I’ve only watched portions of Robert Mueller’s testimony, hoping to get a sense of the proceedings. I don’t intend to waste my day, or even a significant portion of it, on this event.
Here are my impressions of what I have watched:
First, Mueller is an unimpressive witness. I think he is past his prime.
Mueller frequently asks that questions be repeated. That’s understandable. Representatives from both sides are packing a lot into their questions and Mueller is right to want to make sure he gets it all before answering.
The effect, however, is to make him look less than sharp. He also lacks the overall presence one would expect from a man with his background and reputation.

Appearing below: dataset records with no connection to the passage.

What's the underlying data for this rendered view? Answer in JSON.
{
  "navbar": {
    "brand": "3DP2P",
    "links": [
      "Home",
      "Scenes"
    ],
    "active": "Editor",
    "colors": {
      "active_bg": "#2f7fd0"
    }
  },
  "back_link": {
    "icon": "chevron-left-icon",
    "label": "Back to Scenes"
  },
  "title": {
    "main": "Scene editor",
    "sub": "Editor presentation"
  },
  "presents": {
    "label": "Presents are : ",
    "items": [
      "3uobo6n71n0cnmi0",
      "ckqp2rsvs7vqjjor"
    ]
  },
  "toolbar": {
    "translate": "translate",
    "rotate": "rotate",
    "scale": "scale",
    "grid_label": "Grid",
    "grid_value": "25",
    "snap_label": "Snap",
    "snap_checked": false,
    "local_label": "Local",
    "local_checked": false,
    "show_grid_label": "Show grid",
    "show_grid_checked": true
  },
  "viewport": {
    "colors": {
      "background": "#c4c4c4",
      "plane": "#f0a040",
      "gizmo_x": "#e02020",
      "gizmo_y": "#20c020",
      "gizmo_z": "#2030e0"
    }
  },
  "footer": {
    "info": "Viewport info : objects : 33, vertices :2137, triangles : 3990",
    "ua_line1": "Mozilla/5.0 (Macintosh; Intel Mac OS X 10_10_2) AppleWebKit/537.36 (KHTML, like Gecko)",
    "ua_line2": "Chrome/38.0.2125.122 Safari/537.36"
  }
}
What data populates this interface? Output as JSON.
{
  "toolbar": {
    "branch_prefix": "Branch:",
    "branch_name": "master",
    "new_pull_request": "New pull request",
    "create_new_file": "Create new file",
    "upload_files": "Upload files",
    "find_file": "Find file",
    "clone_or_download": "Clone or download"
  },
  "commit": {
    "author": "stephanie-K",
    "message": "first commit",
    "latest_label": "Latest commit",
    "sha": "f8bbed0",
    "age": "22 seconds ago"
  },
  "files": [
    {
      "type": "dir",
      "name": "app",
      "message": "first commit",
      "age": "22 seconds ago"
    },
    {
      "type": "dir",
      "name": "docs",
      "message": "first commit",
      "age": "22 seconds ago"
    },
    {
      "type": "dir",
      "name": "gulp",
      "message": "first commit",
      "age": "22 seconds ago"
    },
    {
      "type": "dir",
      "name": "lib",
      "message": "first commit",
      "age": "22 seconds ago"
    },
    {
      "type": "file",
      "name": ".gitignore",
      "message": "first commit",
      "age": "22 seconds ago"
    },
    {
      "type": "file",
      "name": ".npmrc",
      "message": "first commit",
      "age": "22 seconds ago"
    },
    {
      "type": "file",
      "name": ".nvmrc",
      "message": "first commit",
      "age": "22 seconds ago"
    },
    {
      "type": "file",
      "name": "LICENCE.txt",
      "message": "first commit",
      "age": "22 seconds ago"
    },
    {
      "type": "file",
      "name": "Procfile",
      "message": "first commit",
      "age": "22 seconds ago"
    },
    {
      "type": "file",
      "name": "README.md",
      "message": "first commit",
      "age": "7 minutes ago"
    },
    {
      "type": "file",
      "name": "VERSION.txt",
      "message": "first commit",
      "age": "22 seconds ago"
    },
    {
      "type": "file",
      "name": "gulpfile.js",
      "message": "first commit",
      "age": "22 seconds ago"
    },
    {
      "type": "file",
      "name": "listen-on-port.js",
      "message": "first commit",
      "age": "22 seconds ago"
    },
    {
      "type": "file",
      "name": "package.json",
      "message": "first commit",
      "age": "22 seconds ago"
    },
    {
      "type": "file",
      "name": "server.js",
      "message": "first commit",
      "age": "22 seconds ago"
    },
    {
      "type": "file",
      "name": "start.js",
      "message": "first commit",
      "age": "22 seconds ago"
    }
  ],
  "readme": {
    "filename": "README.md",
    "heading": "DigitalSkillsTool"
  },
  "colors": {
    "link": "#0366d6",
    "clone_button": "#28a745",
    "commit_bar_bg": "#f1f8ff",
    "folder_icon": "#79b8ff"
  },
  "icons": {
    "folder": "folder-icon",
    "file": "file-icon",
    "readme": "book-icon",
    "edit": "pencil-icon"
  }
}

A combination of his lack of desire to be testifying (he would rather be absent than present), his goal of saying nothing beyond what’s in the report, and perhaps his age contribute to the underwhelming impression Mueller is leaving.
Second, the Democrats are doing a good job of highlighting the portions of Mueller’s report that make President Trump look bad. The pattern in the portions of the hearings I’ve seen is to take incriminating (or incriminating-sounding) statements in the report and get Mueller to affirm them.
It’s easy work. Mueller’s report is full of “bread crumbs” the Dems can use to cast the president in a bad light. And, to be fair, some of them cast him in an obstructionist light.
Whether these “crumbs” make out a case of obstruction of justice is another matter. I agree with Attorney General Barr’s conclusion that they don’t.
However, a fair and open-minded person might well come away thinking that Trump, at a minimum, flirted with obstructing Mueller’s investigation. On the other hand, it’s not clear that many politically neutral people are watching this proceeding, or that those who are care much about a potential obstruction of justice offense that isn’t being charged.
Third, the Republican members have used two main lines of attack in the portions of the hearing I’ve watched. They are blasting Mueller for not doing his job — that is, for not deciding whether Trump committed the crime of obstruction of justice. Rep. John Ratcliffe got Mueller to admit that he knows of no other case in which an investigation produced a “non-exoneration because innocence was not established” conclusion.
In defense of this conclusion, Mueller could only say that this case is unique. That it is, because Trump is the president. However, as Ratcliffe said, the president shouldn’t be “below the law” any more than he should be above it.
The other line of attack by Republicans is Mueller’s indifference to possible crimes committed by Trump’s adversaries in connection with the “Russia collusion” saga. Rep. Jim Jordan pressed this line very effectively, as did Rep. Matt Gaetz.
They pointed to key players in the initiation of the collusion theme who (they say) have made false statements, in particular that mysterious professor — Joseph Mifsud — and Christopher Steele. Although Mueller’s team prosecuted a goodly number of individuals for making false statements, it did not prosecute Mifsud or Christopher Steele.
Mueller responded that this was outside his purview. That’s an odd and unpersuasive statement given (a) Mueller’s otherwise sweeping approach to his “purview” and (b) the central role Mifsud and Steele played in getting the “collusion” ball rolling. In all likelihood, there would have been no Mueller investigation absent the work of these two.
Overall, I think both sides did a good job of setting forth their talking points and sound bites. I assume the mainstream media will amplify the Democratic sound bites vigorously. The Republican ones, not so much.
Whether public opinion will be swayed one way or another remains to be seen. I tend to doubt that it will be.